That leads us to today's blog and challenge.  He had sent me this e-mail back in November:

Hi Karina,

Were you aware that JPL has an online Basics of Spaceflight class? I think it's pretty good (brushing up on GTOs). You might think about mentioning it on the blog sometime.

I thought it looked like a lot of fun, not only to blog about once, but to make a group activity for my readers:  we would take the class together.  So I flagged it, and have just now come back to it.

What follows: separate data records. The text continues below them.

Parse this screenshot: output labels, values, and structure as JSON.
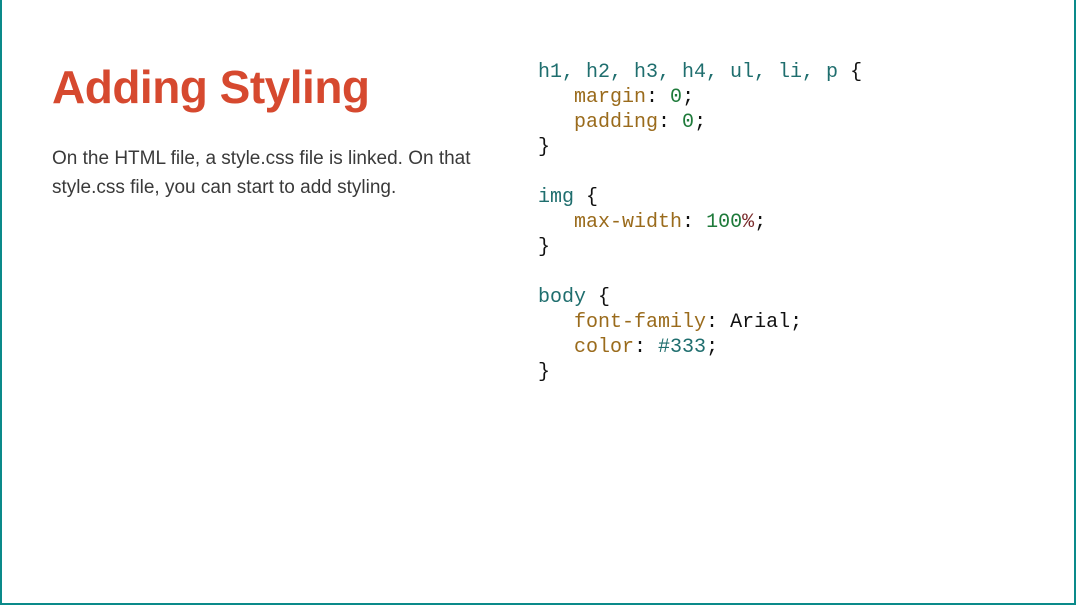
{
  "slide": {
    "heading": "Adding Styling",
    "description": "On the HTML file, a style.css file is linked. On that style.css file, you can start to add styling."
  },
  "code": {
    "block1": {
      "selector": "h1, h2, h3, h4, ul, li, p",
      "open": " {",
      "line1_prop": "margin",
      "line1_val": "0",
      "line2_prop": "padding",
      "line2_val": "0",
      "close": "}"
    },
    "block2": {
      "selector": "img",
      "open": " {",
      "line1_prop": "max-width",
      "line1_val_num": "100",
      "line1_val_unit": "%",
      "close": "}"
    },
    "block3": {
      "selector": "body",
      "open": " {",
      "line1_prop": "font-family",
      "line1_val": "Arial",
      "line2_prop": "color",
      "line2_val": "#333",
      "close": "}"
    },
    "indent": "   ",
    "colon_sp": ": ",
    "semi": ";"
  }
}
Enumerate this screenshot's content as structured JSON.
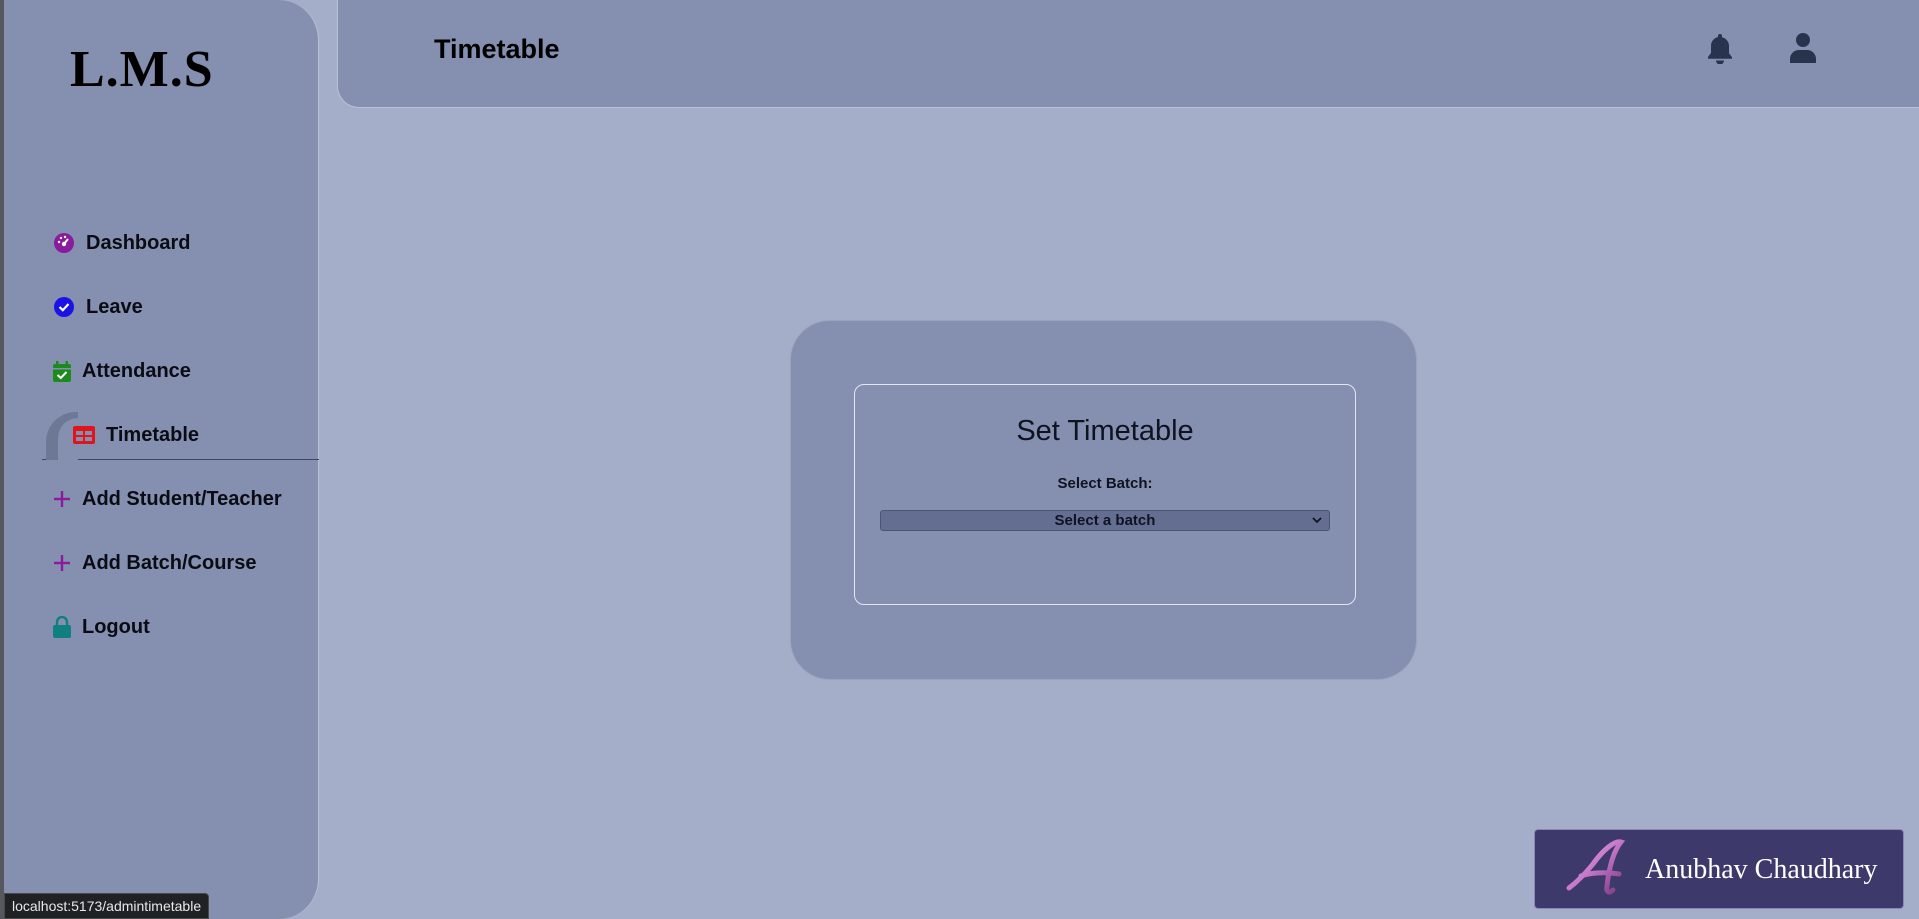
{
  "app": {
    "logo": "L.M.S"
  },
  "sidebar": {
    "items": [
      {
        "label": "Dashboard",
        "icon": "dashboard-gauge-icon",
        "icon_color": "#8a1a9e"
      },
      {
        "label": "Leave",
        "icon": "check-circle-icon",
        "icon_color": "#1a12e6"
      },
      {
        "label": "Attendance",
        "icon": "calendar-check-icon",
        "icon_color": "#1c8a1c"
      },
      {
        "label": "Timetable",
        "icon": "table-icon",
        "icon_color": "#e0151b",
        "active": true
      },
      {
        "label": "Add Student/Teacher",
        "icon": "plus-icon",
        "icon_color": "#8a1a9e"
      },
      {
        "label": "Add Batch/Course",
        "icon": "plus-icon",
        "icon_color": "#8a1a9e"
      },
      {
        "label": "Logout",
        "icon": "lock-icon",
        "icon_color": "#0f7f7f"
      }
    ]
  },
  "header": {
    "title": "Timetable",
    "icons": [
      "bell-icon",
      "user-icon"
    ]
  },
  "main": {
    "card_title": "Set Timetable",
    "select_label": "Select Batch:",
    "select_value": "Select a batch"
  },
  "watermark": {
    "name": "Anubhav Chaudhary"
  },
  "status_bar": {
    "url": "localhost:5173/admintimetable"
  },
  "colors": {
    "background": "#a4aec9",
    "panel": "#8590b0",
    "select_bg": "#646e90",
    "watermark_bg": "#3d3a6b"
  }
}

There are 18 sections with one or more lessons each.  The lessons run about three pages each if they were in a book, with a small online quiz.  I propose we do one a week, over the weekend, and come back on Tuesday to report our test scores (optional) and any comments we have on what we've learned.  This will take us until Dec 18 to complete, but we'll have done ti together.  It'll be fun!

Here are the lessons:  I'll post them in the sidebar with the date we meet to discuss them.


1 The Solar System
2 Reference Systems
3 Gravity & Mechanics
4 Trajectories
5 Planetary Orbits
6 Electromagnetics

7 Mission Inception
8 Experiments
9 S/C Classification
10 Telecommunications
11 Onboard Systems
12 Science Instruments
13 Navigation

14 Launch
15 Cruise
16 Encounter
17 Extended Operations
18 Deep Space Network
Who's with me?
First lesson on the Solar System will be discussed on Tuesday, April 10.

  • Digg
  • StumbleUpon
  • Reddit
  • RSS